- Patients with diabetes who have chronic total occlusion (CTO) are just as likely as those without diabetes to benefit from percutaneous coronary intervention (PCI).
Why this matters
- CTOs are more common in patients with diabetes, yet they are less likely to be offered PCI.
- From the prospective, single-arm OPEN CTO registry, 1-y follow-up data analyzed from 1000 consecutive patients with CTO who underwent attempted PCI (82% underwent single-vessel) at 12 US sites, 2014-2015.
- Funding: Boston Scientific.
- 41% with diabetes had higher rates of prior bypass surgery and other cardiovascular and renal comorbidities.
- Crude technical success rates lower in patients with diabetes vs those without (83.5% vs 88.1%; P=.04).
- This association lost statistical significance after adjustment for potential clinical and angiographic confounders (relative risk, 0.96; P=.12).
- Prior bypass surgery was independently associated with lower technical success (P<.001).
- No significant differences observed in complication rates or adjusted health status scores between patients who did and did not have diabetes.
- Study limited to highly experienced PCI centers, so results may not be generalizable to all settings.
- Majority of patients not taking insulin.

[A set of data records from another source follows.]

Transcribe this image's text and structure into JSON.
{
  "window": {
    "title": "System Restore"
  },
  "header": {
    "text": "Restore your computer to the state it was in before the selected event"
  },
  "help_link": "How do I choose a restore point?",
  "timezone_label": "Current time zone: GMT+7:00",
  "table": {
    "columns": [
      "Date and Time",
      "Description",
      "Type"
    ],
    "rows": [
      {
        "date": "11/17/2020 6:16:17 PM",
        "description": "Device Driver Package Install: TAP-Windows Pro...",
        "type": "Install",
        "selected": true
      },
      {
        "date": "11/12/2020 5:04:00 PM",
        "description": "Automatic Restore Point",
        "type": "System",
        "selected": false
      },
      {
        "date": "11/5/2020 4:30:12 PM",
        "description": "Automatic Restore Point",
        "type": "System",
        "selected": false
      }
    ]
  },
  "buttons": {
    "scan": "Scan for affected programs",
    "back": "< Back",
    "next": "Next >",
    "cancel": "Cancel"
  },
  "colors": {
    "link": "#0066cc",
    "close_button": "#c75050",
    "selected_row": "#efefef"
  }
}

- No comparison to treatment with guideline-directed medical therapy or bypass.
- Possible residual and unmeasured confounding.